(Source data)
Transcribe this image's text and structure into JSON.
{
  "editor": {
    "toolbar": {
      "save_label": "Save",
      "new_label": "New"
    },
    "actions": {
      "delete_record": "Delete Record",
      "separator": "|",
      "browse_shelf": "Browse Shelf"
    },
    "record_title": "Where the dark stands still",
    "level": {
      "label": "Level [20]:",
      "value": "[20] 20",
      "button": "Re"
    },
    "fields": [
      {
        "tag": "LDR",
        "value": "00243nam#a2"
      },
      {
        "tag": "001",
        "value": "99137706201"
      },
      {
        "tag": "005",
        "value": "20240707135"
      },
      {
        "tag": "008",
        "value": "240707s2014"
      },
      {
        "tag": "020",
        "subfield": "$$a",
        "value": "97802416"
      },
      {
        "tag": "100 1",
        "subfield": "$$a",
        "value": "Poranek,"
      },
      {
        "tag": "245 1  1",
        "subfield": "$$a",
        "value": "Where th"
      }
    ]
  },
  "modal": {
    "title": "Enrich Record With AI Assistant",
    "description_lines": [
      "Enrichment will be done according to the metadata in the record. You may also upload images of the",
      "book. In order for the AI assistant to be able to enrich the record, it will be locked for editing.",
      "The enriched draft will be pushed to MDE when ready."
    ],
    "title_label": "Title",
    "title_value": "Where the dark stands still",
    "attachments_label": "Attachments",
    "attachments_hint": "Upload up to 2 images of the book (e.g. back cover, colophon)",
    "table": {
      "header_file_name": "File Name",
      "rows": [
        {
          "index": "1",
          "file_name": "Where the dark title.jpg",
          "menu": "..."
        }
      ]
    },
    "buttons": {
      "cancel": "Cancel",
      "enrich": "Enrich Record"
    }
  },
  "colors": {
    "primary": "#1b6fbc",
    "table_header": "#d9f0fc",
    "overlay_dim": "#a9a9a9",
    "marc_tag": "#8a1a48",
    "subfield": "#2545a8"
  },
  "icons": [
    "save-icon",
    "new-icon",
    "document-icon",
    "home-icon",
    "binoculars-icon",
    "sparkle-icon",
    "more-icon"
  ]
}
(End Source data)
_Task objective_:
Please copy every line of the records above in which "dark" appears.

_Output for this exercise_:
    "record_title": "Where the dark stands still",
    "title_value": "Where the dark stands still",
          "file_name": "Where the dark title.jpg",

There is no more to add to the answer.